Data items
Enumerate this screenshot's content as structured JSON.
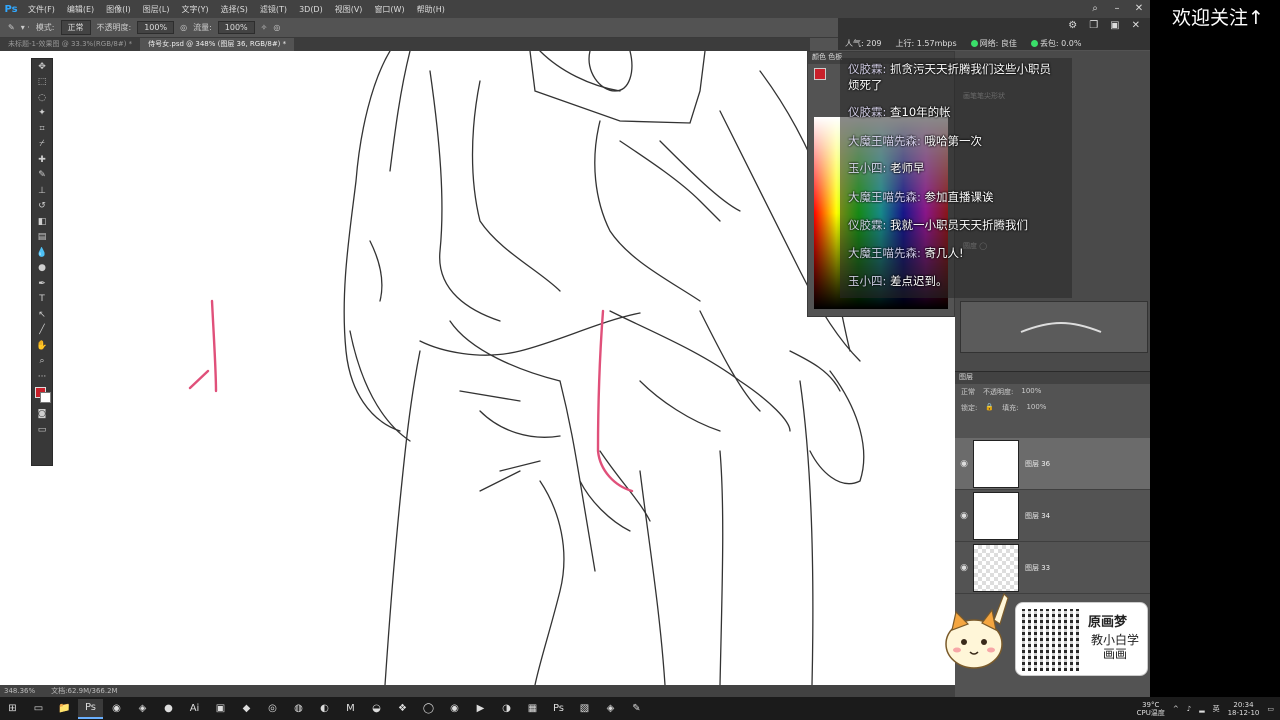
{
  "menubar": {
    "logo": "Ps",
    "items": [
      "文件(F)",
      "编辑(E)",
      "图像(I)",
      "图层(L)",
      "文字(Y)",
      "选择(S)",
      "滤镜(T)",
      "3D(D)",
      "视图(V)",
      "窗口(W)",
      "帮助(H)"
    ]
  },
  "options": {
    "mode_label": "模式:",
    "mode_value": "正常",
    "opacity_label": "不透明度:",
    "opacity_value": "100%",
    "flow_label": "流量:",
    "flow_value": "100%"
  },
  "tabs": [
    {
      "label": "未标题-1-效果图 @ 33.3%(RGB/8#) *"
    },
    {
      "label": "侍号女.psd @ 348% (图层 36, RGB/8#) *"
    }
  ],
  "stream": {
    "popularity": "人气: 209",
    "upload": "上行: 1.57mbps",
    "network": "网络: 良佳",
    "loss": "丢包: 0.0%"
  },
  "chat": [
    {
      "user": "仪胶霖:",
      "text": "抓贪污天天折腾我们这些小职员"
    },
    {
      "user": "",
      "text": "烦死了"
    },
    {
      "user": "仪胶霖:",
      "text": "查10年的帐"
    },
    {
      "user": "大魔王喵先森:",
      "text": "哦哈第一次"
    },
    {
      "user": "玉小四:",
      "text": "老师早"
    },
    {
      "user": "大魔王喵先森:",
      "text": "参加直播课诶"
    },
    {
      "user": "仪胶霖:",
      "text": "我就一小职员天天折腾我们"
    },
    {
      "user": "大魔王喵先森:",
      "text": "寄几人!"
    },
    {
      "user": "玉小四:",
      "text": "差点迟到。"
    }
  ],
  "layers": {
    "header": "图层",
    "blend_value": "正常",
    "opacity_label": "不透明度:",
    "opacity_value": "100%",
    "lock_label": "锁定:",
    "fill_label": "填充:",
    "fill_value": "100%",
    "items": [
      {
        "name": "图层 36"
      },
      {
        "name": "图层 34"
      },
      {
        "name": "图层 33"
      }
    ]
  },
  "status": {
    "zoom": "348.36%",
    "doc": "文档:62.9M/366.2M"
  },
  "overlay": {
    "follow_text": "欢迎关注↑",
    "brand": "原画梦",
    "slogan": "教小白学画画"
  },
  "tray": {
    "temp": "39°C",
    "cpu": "CPU温度",
    "lang": "英",
    "time": "20:34",
    "date": "18-12-10"
  },
  "colors": {
    "foreground": "#c8202a",
    "canvas": "#ffffff",
    "panel": "#535353"
  }
}
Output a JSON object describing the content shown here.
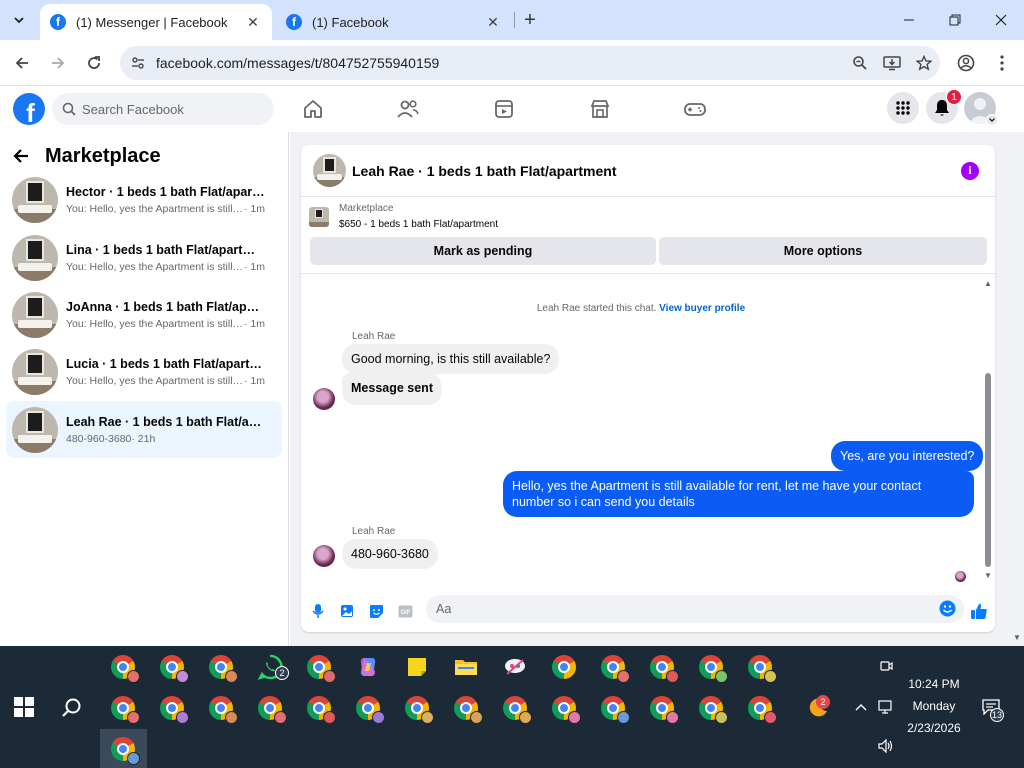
{
  "browser": {
    "tabs": [
      {
        "title": "(1) Messenger | Facebook",
        "active": true
      },
      {
        "title": "(1) Facebook",
        "active": false
      }
    ],
    "url": "facebook.com/messages/t/804752755940159"
  },
  "fb_header": {
    "search_placeholder": "Search Facebook",
    "notification_count": "1",
    "brand_color": "#1877f2"
  },
  "sidebar": {
    "title": "Marketplace",
    "conversations": [
      {
        "name": "Hector · 1 beds 1 bath Flat/apartm...",
        "preview": "You: Hello, yes the Apartment is still a...",
        "time": "· 1m",
        "active": false
      },
      {
        "name": "Lina · 1 beds 1 bath Flat/apartment",
        "preview": "You: Hello, yes the Apartment is still a...",
        "time": "· 1m",
        "active": false
      },
      {
        "name": "JoAnna · 1 beds 1 bath Flat/apartm...",
        "preview": "You: Hello, yes the Apartment is still a...",
        "time": "· 1m",
        "active": false
      },
      {
        "name": "Lucia · 1 beds 1 bath Flat/apartment",
        "preview": "You: Hello, yes the Apartment is still a...",
        "time": "· 1m",
        "active": false
      },
      {
        "name": "Leah Rae · 1 beds 1 bath Flat/apart...",
        "preview": "480-960-3680",
        "time": " · 21h",
        "active": true
      }
    ]
  },
  "chat": {
    "title": "Leah Rae · 1 beds 1 bath Flat/apartment",
    "listing_source": "Marketplace",
    "listing_detail": "$650 - 1 beds 1 bath Flat/apartment",
    "mark_pending_label": "Mark as pending",
    "more_options_label": "More options",
    "system_text": "Leah Rae started this chat.",
    "system_link": "View buyer profile",
    "sender_name": "Leah Rae",
    "messages": [
      {
        "from": "them",
        "text": "Good morning, is this still available?"
      },
      {
        "from": "them",
        "text": "Message sent"
      },
      {
        "from": "me",
        "text": "Yes, are you interested?"
      },
      {
        "from": "me",
        "text": "Hello, yes the Apartment is still available for rent, let me have your contact number so i can send you details"
      },
      {
        "from": "them",
        "text": "480-960-3680"
      }
    ],
    "composer_placeholder": "Aa",
    "outgoing_color": "#0a5cf5",
    "accent_color": "#a100ff"
  },
  "taskbar": {
    "whatsapp_badge": "2",
    "weather_badge": "2",
    "time": "10:24 PM",
    "day": "Monday",
    "date": "2/23/2026",
    "notification_count": "13"
  }
}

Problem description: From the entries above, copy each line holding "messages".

Reply:
    "url": "facebook.com/messages/t/804752755940159"
    "messages": [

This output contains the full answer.